This month, London's Caprice restaurant is celebrating its thirtieth birthday. Actually, it's not thirty years old at all - it's sixty.
The Caprice opened in the late 40s and became an instant hit with the post-war film and theatre set. In the 50s, age 14, I was taken there for lunch by my father. He was a documentary film director and amongst the other directors in the same company was Lindsay Anderson. Despite being passionately left-wing they both liked a good lunch.
The Caprice was a cut above where they usually ate but they'd read a review by the composer Vivian Ellis. 'By saving up a month's royalties,' he'd written, 'I can sometimes treat myself to a glimpse of such well-to-do Communists as Monsieur Picasso, en voyage, his white locks falling gracefully about his shoulders'
That decided them. If a well-known Communist could eat there they could too. So when he won an Academy Award, Lindsay decided they should go there to celebrate. Because it was the school holidays and I'd popped into the cutting-rooms to say hello, I was taken with them.
Picasso wasn't there that day. But we did see Robert Morley - a famously fat English actor - eating spaghetti.
After that, I only went to the old Caprice a couple more times. By the time I started doing well in the music business in the 60s, it looked stuffy - a jacket-and-tie place for old-time films stars. And in the late 70s, change caught up with it and the place closed down.
In 1981 it re-opened in its current form and it's been one of the restaurants I've eaten at most ever since. From the mass of anecdotes it's provided me with, picking just one isn't easy. But...
In the late 70s I lived in Paris with my Singaporean boy-friend, Allan Soh. We rented a furnished apartment in the 8th Arrondissement. It had once been magnificent - furnished with antique furniture in Louis Quatorze style - but was beginning to fade.
We paid our rent each month to Mademoiselle Pelletier, a flamboyant young lady who'd been left the apartment in her uncle's will. She drove a red sports car and spoke beautiful Parisian-intoned English, learnt from studying in London. She looked like someone who had the world at her feet, but Mademoiselle Pelletier was not quite what she seemed - she was a Monsieur.
At the age of 24 she'd reached a difficult point in her life. She had to decide whether to continue to live the good life on the rent from the apartment, or to sell it and use the proceeds to pay for the operation that would complete her transition to the person she really wanted to be.
On rent days Allan and I sat listening sympathetically to her confusion. We became rather good friends but always recommended against the operation since that would also be the end of our tenancy. Eventually, though, she decided in favour of it. Allan and I were given notice and the apartment was put on the market.
And the point of this irrelevant-sounding story is...

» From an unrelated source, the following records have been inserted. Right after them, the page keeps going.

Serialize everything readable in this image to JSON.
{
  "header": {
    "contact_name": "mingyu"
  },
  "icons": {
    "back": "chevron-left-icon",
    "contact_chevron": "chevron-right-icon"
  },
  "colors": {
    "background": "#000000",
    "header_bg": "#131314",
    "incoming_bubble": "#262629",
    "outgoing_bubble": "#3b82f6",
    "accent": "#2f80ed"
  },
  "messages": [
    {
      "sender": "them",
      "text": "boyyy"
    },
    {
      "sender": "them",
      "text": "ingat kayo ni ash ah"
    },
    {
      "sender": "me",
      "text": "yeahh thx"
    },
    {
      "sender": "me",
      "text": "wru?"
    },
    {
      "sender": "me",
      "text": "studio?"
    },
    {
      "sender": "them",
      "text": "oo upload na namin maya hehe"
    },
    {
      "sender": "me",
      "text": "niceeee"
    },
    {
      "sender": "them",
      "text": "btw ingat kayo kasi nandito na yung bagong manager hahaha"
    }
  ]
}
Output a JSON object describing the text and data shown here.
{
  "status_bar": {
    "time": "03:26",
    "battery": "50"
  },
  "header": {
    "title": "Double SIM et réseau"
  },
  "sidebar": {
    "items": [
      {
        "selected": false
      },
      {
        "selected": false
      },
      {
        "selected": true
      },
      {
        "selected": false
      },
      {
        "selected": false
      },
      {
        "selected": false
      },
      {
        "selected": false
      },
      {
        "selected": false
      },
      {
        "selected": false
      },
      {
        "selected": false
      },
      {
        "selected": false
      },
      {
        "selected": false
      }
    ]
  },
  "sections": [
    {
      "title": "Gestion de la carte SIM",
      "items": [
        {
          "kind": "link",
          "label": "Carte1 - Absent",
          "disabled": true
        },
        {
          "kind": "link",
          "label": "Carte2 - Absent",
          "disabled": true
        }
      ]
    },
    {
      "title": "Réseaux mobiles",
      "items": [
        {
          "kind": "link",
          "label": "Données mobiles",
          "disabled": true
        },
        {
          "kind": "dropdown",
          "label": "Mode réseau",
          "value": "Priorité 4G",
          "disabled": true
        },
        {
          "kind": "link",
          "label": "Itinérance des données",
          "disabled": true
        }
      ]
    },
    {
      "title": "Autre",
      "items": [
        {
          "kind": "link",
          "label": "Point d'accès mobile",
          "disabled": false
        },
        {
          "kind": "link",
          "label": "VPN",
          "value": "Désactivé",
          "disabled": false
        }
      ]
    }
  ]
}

About five years ago I was in the Caprice having lunch when I noticed an elegant couple a few tables away from me. The man was handsome and suave, in his mid-fifties, and very obviously French. His wife had the unmistakeable chic of a middle-aged Parisienne. And with them was their daughter, a stunning twenty-year-old who looked a bit like Charlize Theron. They talked together intimately, laughing a lot, the daughter addressing her parents as 'Mama' and 'Papa', with Papa oozing adoration for her.
Having puzzled for a while over what made the father so familiar, I suddenly realised he was Mademoiselle Pelletier.
As I was leaving the restaurant, his wife and daughter went together to the toilet, so I walked across to him. 'Excuse me! Nearly thirty years ago, you rented me an apartment in Rue Du General Foy.'
He stood up at once, the epitome of politeness, and shook my hand. 'That's right,' he said, 'I remember you well. You had a Chinese friend.'
Confused for a second to find myself talking to someone so completely different from the person I'd once known, I asked, 'What happened to your...er...plans?'
He shrugged broadly and waved a Gallic hand. 'I changed my mind.'
I looked him up and down; his suit was superb, his shirt, his tie, his moustache, his hair, his whole demeanour. There wasn't a hint of effeminance about him.
'Changed your mind, did you?' I repeated rather foolishly.
'Well why not?' he asked. Then leaning close he suddenly pursed his lips in just the same way Mademoiselle Pelletier used to do twenty-five years earlier. 'It's a woman's prerogative, isn't it?'